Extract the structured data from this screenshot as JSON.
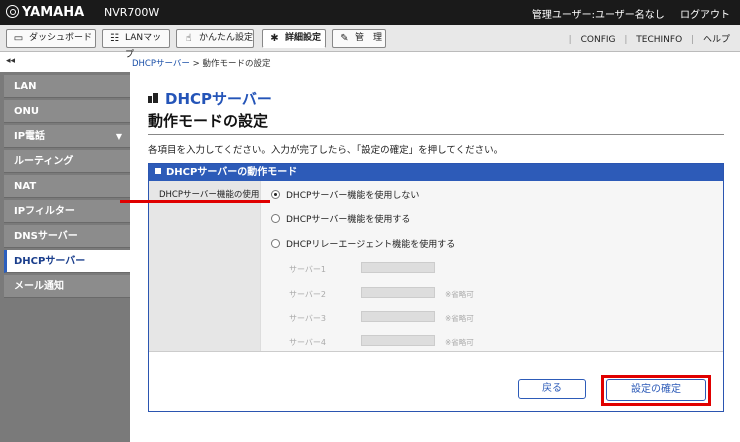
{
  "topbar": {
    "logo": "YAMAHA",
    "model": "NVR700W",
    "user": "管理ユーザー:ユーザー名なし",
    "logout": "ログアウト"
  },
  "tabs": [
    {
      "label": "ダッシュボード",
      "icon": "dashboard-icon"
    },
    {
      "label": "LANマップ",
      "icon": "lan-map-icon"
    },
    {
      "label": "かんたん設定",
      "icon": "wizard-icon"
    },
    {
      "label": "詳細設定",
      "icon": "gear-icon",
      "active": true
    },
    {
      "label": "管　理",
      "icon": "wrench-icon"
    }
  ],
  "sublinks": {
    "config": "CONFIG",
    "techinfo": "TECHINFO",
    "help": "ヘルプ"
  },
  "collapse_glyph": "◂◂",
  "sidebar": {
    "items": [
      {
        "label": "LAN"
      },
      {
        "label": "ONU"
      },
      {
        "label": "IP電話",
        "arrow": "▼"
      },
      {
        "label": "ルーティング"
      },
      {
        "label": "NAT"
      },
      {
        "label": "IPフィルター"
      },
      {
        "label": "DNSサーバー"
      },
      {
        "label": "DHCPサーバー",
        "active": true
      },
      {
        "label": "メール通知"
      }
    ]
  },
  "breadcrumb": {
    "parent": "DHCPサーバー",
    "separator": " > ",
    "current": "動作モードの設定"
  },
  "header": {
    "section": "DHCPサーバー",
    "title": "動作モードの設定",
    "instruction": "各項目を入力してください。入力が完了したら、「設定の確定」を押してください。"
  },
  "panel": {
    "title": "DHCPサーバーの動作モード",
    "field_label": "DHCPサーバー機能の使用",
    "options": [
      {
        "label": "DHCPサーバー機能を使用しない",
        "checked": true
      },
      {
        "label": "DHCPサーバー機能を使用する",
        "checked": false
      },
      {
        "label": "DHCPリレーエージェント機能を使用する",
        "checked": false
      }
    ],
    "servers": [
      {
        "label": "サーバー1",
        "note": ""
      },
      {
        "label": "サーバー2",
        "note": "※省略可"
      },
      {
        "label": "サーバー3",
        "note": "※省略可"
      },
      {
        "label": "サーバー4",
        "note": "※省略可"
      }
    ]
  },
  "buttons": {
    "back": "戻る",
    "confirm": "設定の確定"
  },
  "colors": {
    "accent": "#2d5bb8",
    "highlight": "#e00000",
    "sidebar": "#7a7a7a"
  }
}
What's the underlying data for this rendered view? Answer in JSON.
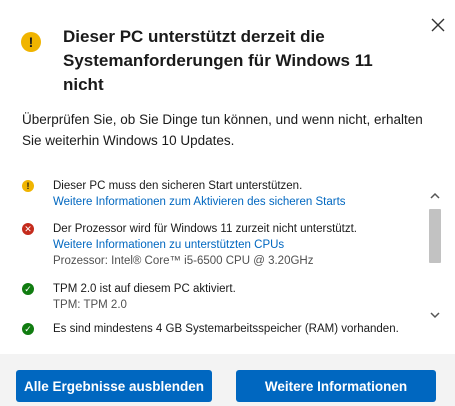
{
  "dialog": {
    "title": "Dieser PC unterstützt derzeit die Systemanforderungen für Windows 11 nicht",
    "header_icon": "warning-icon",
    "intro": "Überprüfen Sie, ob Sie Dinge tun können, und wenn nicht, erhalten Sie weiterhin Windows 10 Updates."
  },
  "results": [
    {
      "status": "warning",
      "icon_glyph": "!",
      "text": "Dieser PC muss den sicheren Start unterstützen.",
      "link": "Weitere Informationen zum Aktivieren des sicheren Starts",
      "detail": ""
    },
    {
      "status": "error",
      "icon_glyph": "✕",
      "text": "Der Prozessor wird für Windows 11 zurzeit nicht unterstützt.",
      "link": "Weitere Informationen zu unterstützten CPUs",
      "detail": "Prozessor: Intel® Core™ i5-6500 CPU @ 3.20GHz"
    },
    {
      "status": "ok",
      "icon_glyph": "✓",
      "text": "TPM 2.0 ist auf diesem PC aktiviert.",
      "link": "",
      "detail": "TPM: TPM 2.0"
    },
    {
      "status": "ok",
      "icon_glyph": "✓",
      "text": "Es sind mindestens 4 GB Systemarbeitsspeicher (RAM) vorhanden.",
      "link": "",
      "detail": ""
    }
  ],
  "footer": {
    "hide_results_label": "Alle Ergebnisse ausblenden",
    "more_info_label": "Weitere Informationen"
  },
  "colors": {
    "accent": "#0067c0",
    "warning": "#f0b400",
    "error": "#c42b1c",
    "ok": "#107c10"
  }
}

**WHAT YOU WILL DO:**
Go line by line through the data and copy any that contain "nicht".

**EXPECTED ANSWER:**
    "title": "Dieser PC unterstützt derzeit die Systemanforderungen für Windows 11 nicht",
    "intro": "Überprüfen Sie, ob Sie Dinge tun können, und wenn nicht, erhalten Sie weiterhin Windows 10 Updates."
      "text": "Der Prozessor wird für Windows 11 zurzeit nicht unterstützt.",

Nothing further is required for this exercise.